__What the exercise asks__. Each record below needs to be retyped exactly.

__Data for processing__.

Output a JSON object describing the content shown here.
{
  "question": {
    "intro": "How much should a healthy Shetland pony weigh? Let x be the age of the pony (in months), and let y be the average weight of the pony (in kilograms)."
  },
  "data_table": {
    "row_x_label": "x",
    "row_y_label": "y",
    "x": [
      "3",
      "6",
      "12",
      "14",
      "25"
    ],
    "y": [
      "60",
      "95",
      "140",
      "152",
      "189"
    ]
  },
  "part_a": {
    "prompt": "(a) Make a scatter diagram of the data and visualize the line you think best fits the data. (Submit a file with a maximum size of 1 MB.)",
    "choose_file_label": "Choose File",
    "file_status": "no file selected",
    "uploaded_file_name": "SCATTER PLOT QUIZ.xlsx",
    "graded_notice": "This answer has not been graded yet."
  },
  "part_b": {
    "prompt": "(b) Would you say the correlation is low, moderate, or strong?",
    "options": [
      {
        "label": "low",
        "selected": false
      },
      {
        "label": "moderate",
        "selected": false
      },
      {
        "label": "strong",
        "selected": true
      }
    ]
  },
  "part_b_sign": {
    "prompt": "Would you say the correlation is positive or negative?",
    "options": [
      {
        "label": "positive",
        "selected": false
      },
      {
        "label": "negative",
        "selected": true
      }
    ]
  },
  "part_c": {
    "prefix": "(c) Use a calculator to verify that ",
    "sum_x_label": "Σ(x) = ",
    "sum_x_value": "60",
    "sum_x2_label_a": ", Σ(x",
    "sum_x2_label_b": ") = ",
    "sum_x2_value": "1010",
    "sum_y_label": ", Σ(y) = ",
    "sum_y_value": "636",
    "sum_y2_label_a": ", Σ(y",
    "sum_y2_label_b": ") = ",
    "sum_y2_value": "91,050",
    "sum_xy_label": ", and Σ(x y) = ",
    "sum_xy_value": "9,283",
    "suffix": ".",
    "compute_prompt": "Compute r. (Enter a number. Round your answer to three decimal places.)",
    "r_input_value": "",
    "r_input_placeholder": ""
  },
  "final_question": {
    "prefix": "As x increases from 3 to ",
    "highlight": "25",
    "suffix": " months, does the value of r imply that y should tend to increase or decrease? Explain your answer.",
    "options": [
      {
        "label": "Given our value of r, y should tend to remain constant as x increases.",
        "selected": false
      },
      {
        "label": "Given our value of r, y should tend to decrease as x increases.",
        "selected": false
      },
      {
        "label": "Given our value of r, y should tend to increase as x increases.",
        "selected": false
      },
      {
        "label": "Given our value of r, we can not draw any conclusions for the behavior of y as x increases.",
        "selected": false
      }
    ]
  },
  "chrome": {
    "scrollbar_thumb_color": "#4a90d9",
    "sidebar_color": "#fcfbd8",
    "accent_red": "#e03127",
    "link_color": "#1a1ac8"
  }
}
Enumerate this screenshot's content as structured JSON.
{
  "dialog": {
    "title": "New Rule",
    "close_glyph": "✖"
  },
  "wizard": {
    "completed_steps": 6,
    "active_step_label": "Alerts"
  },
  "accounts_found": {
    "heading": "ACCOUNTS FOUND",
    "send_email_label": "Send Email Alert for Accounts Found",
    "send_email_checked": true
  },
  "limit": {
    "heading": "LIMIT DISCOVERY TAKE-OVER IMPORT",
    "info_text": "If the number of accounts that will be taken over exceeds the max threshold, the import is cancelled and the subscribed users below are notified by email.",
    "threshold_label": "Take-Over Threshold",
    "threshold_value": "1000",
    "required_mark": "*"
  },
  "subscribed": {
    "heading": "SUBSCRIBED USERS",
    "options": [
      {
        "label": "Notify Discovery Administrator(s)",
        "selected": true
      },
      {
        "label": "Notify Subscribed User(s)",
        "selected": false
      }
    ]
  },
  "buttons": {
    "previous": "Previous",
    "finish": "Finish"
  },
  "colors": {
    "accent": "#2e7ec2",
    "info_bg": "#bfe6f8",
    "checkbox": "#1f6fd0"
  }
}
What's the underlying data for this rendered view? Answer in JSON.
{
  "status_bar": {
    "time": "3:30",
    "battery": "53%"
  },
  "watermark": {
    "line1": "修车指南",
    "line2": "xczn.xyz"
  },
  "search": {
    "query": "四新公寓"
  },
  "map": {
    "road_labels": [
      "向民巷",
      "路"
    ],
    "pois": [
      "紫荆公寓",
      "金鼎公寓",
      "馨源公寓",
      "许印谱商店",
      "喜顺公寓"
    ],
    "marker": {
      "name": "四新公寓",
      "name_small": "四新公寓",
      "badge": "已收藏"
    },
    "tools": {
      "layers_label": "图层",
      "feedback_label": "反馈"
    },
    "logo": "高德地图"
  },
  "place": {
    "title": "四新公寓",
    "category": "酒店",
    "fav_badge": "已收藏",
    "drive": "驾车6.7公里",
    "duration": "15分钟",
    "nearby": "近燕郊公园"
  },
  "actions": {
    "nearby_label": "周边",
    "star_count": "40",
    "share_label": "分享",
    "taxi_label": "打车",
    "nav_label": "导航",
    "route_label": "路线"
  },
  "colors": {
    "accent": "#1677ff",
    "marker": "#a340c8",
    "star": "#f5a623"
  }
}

__Expected answer__.
Output a JSON object describing the content shown here.
{
  "question": {
    "intro": "How much should a healthy Shetland pony weigh? Let x be the age of the pony (in months), and let y be the average weight of the pony (in kilograms)."
  },
  "data_table": {
    "row_x_label": "x",
    "row_y_label": "y",
    "x": [
      "3",
      "6",
      "12",
      "14",
      "25"
    ],
    "y": [
      "60",
      "95",
      "140",
      "152",
      "189"
    ]
  },
  "part_a": {
    "prompt": "(a) Make a scatter diagram of the data and visualize the line you think best fits the data. (Submit a file with a maximum size of 1 MB.)",
    "choose_file_label": "Choose File",
    "file_status": "no file selected",
    "uploaded_file_name": "SCATTER PLOT QUIZ.xlsx",
    "graded_notice": "This answer has not been graded yet."
  },
  "part_b": {
    "prompt": "(b) Would you say the correlation is low, moderate, or strong?",
    "options": [
      {
        "label": "low",
        "selected": false
      },
      {
        "label": "moderate",
        "selected": false
      },
      {
        "label": "strong",
        "selected": true
      }
    ]
  },
  "part_b_sign": {
    "prompt": "Would you say the correlation is positive or negative?",
    "options": [
      {
        "label": "positive",
        "selected": false
      },
      {
        "label": "negative",
        "selected": true
      }
    ]
  },
  "part_c": {
    "prefix": "(c) Use a calculator to verify that ",
    "sum_x_label": "Σ(x) = ",
    "sum_x_value": "60",
    "sum_x2_label_a": ", Σ(x",
    "sum_x2_label_b": ") = ",
    "sum_x2_value": "1010",
    "sum_y_label": ", Σ(y) = ",
    "sum_y_value": "636",
    "sum_y2_label_a": ", Σ(y",
    "sum_y2_label_b": ") = ",
    "sum_y2_value": "91,050",
    "sum_xy_label": ", and Σ(x y) = ",
    "sum_xy_value": "9,283",
    "suffix": ".",
    "compute_prompt": "Compute r. (Enter a number. Round your answer to three decimal places.)",
    "r_input_value": "",
    "r_input_placeholder": ""
  },
  "final_question": {
    "prefix": "As x increases from 3 to ",
    "highlight": "25",
    "suffix": " months, does the value of r imply that y should tend to increase or decrease? Explain your answer.",
    "options": [
      {
        "label": "Given our value of r, y should tend to remain constant as x increases.",
        "selected": false
      },
      {
        "label": "Given our value of r, y should tend to decrease as x increases.",
        "selected": false
      },
      {
        "label": "Given our value of r, y should tend to increase as x increases.",
        "selected": false
      },
      {
        "label": "Given our value of r, we can not draw any conclusions for the behavior of y as x increases.",
        "selected": false
      }
    ]
  },
  "chrome": {
    "scrollbar_thumb_color": "#4a90d9",
    "sidebar_color": "#fcfbd8",
    "accent_red": "#e03127",
    "link_color": "#1a1ac8"
  }
}
Enumerate this screenshot's content as structured JSON.
{
  "dialog": {
    "title": "New Rule",
    "close_glyph": "✖"
  },
  "wizard": {
    "completed_steps": 6,
    "active_step_label": "Alerts"
  },
  "accounts_found": {
    "heading": "ACCOUNTS FOUND",
    "send_email_label": "Send Email Alert for Accounts Found",
    "send_email_checked": true
  },
  "limit": {
    "heading": "LIMIT DISCOVERY TAKE-OVER IMPORT",
    "info_text": "If the number of accounts that will be taken over exceeds the max threshold, the import is cancelled and the subscribed users below are notified by email.",
    "threshold_label": "Take-Over Threshold",
    "threshold_value": "1000",
    "required_mark": "*"
  },
  "subscribed": {
    "heading": "SUBSCRIBED USERS",
    "options": [
      {
        "label": "Notify Discovery Administrator(s)",
        "selected": true
      },
      {
        "label": "Notify Subscribed User(s)",
        "selected": false
      }
    ]
  },
  "buttons": {
    "previous": "Previous",
    "finish": "Finish"
  },
  "colors": {
    "accent": "#2e7ec2",
    "info_bg": "#bfe6f8",
    "checkbox": "#1f6fd0"
  }
}
What's the underlying data for this rendered view? Answer in JSON.
{
  "status_bar": {
    "time": "3:30",
    "battery": "53%"
  },
  "watermark": {
    "line1": "修车指南",
    "line2": "xczn.xyz"
  },
  "search": {
    "query": "四新公寓"
  },
  "map": {
    "road_labels": [
      "向民巷",
      "路"
    ],
    "pois": [
      "紫荆公寓",
      "金鼎公寓",
      "馨源公寓",
      "许印谱商店",
      "喜顺公寓"
    ],
    "marker": {
      "name": "四新公寓",
      "name_small": "四新公寓",
      "badge": "已收藏"
    },
    "tools": {
      "layers_label": "图层",
      "feedback_label": "反馈"
    },
    "logo": "高德地图"
  },
  "place": {
    "title": "四新公寓",
    "category": "酒店",
    "fav_badge": "已收藏",
    "drive": "驾车6.7公里",
    "duration": "15分钟",
    "nearby": "近燕郊公园"
  },
  "actions": {
    "nearby_label": "周边",
    "star_count": "40",
    "share_label": "分享",
    "taxi_label": "打车",
    "nav_label": "导航",
    "route_label": "路线"
  },
  "colors": {
    "accent": "#1677ff",
    "marker": "#a340c8",
    "star": "#f5a623"
  }
}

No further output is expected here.